In what could be the biggest blow yet for her campaign, the leader of the America's largest federation of unions (counting 12 million active and retired "everyday Americans") has chosen not to endorse Hillary Clinton over Bernie Sanders.
Clinton has racked up endorsements from 18 unions, according to The Hill, including the Service Employees International Union and the National Education Association, while Sanders has garnered just three union endorsements.
Many of these unions have expressed support for the labor policies touted by Sanders, but believe Clinton is more electable.
But, in a relative win for the Sanders' campaign, according to Huffington Post, the American Federation of Labor and Congress of Industrial Organizations (AFL–CIO) - the largest federation of unions in the United States, made up of fifty-six national and international unions, together representing more than 12 million active and retired workers - will not be endorsing Hillary...
Richard Trumka - the president of the AFL-CIO - told members of the executive council that the body won't be holding a vote on whether to endorse Democratic presidential candidates Hillary Clinton or Bernie Sanders at its annual winter meeting in San Diego.
"Following recent discussion at the AFL-CIO’s Executive Committee meeting and subsequent conversations with many of you, I have concluded that there is broad consensus for the AFL-CIO to remain neutral in the presidential primaries for the time being and refrain from endorsing any candidate at this moment," Trumka said.
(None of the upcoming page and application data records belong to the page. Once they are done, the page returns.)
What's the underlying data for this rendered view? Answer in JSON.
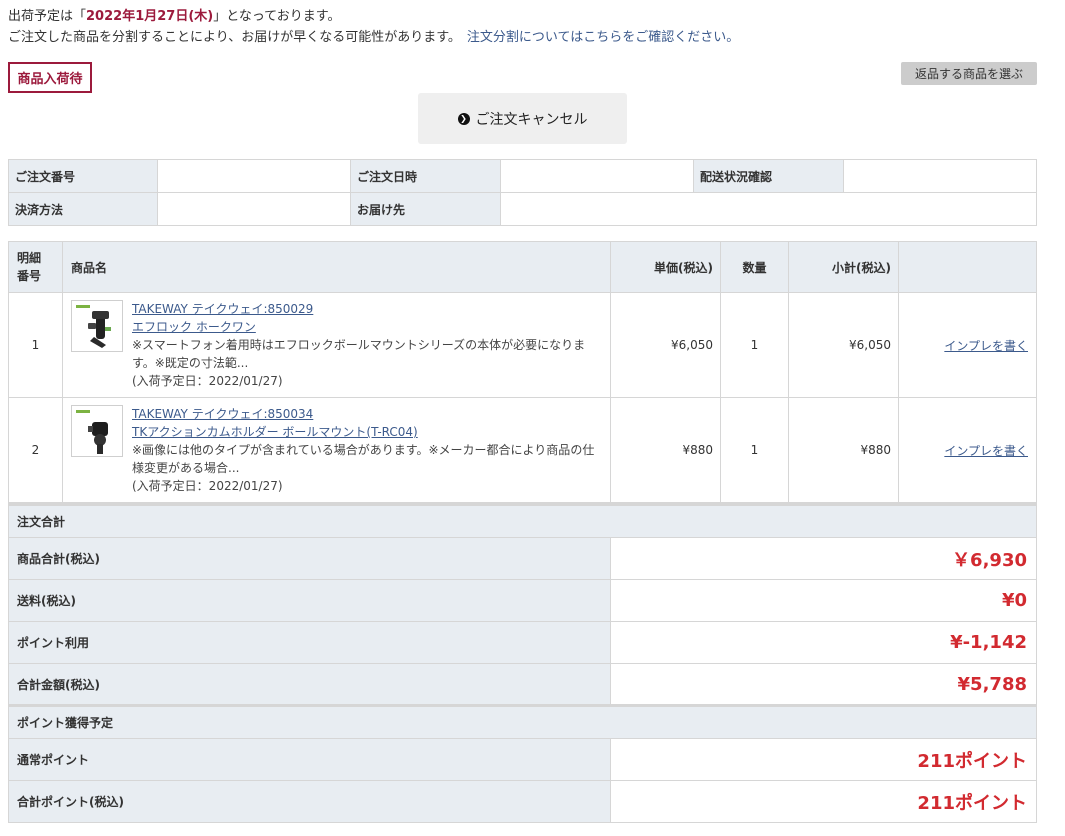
{
  "notice": {
    "line1_prefix": "出荷予定は「",
    "line1_date": "2022年1月27日(木)",
    "line1_suffix": "」となっております。",
    "line2_text": "ご注文した商品を分割することにより、お届けが早くなる可能性があります。",
    "line2_link": "注文分割についてはこちらをご確認ください。"
  },
  "status_tag": "商品入荷待",
  "return_button": "返品する商品を選ぶ",
  "cancel_button": "ご注文キャンセル",
  "info": {
    "order_number_label": "ご注文番号",
    "order_number": "",
    "order_date_label": "ご注文日時",
    "order_date": "",
    "shipping_status_label": "配送状況確認",
    "shipping_status": "",
    "payment_label": "決済方法",
    "payment": "",
    "destination_label": "お届け先",
    "destination": ""
  },
  "items_table": {
    "headers": {
      "line_no": "明細\n番号",
      "product": "商品名",
      "unit_price": "単価(税込)",
      "qty": "数量",
      "subtotal": "小計(税込)"
    },
    "rows": [
      {
        "no": "1",
        "title": "TAKEWAY テイクウェイ:850029",
        "subtitle": "エフロック ホークワン",
        "desc": "※スマートフォン着用時はエフロックボールマウントシリーズの本体が必要になります。※既定の寸法範...",
        "arrival": "(入荷予定日：2022/01/27)",
        "unit_price": "¥6,050",
        "qty": "1",
        "subtotal": "¥6,050",
        "review": "インプレを書く"
      },
      {
        "no": "2",
        "title": "TAKEWAY テイクウェイ:850034",
        "subtitle": "TKアクションカムホルダー ボールマウント(T-RC04)",
        "desc": "※画像には他のタイプが含まれている場合があります。※メーカー都合により商品の仕様変更がある場合...",
        "arrival": "(入荷予定日：2022/01/27)",
        "unit_price": "¥880",
        "qty": "1",
        "subtotal": "¥880",
        "review": "インプレを書く"
      }
    ]
  },
  "summary": {
    "order_total_heading": "注文合計",
    "product_total_label": "商品合計(税込)",
    "product_total": "￥6,930",
    "shipping_label": "送料(税込)",
    "shipping": "¥0",
    "points_used_label": "ポイント利用",
    "points_used": "¥-1,142",
    "grand_total_label": "合計金額(税込)",
    "grand_total": "¥5,788",
    "points_heading": "ポイント獲得予定",
    "normal_points_label": "通常ポイント",
    "normal_points": "211ポイント",
    "total_points_label": "合計ポイント(税込)",
    "total_points": "211ポイント"
  },
  "colors": {
    "accent": "#9c1a3c",
    "price_red": "#d22a30",
    "link": "#3c5a8c",
    "header_bg": "#e8edf2"
  }
}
The decision is a coup for Sanders' backers within organized labor. Clinton has managed to lock down endorsements from unions representing a majority of unionized workers in this country. But the AFL-CIO endorsement is the most potent of all, and it won't be going to Clinton -- at least, not yet.
Under AFL-CIO procedures, an endorsement by the executive council needs to be ratified by leaders of the federation's member unions. It's likely that Clinton doesn't yet have the required votes for an endorsement to be ratified.
In his email to members, Trumka said the council would "continue its ongoing discussion" about the 2016 campaign, and thus we suspect this is merely a stalling tactic as quid-pro-quo negotiations are undertaken. Although, given the trend in her numbers...
"We're extremely happy" about the decision, said RoseAnn DeMoro, executive director of National Nurses United, a union that has broken away from many other labor groups and endorsed Sanders.
Anything is possible in this election season.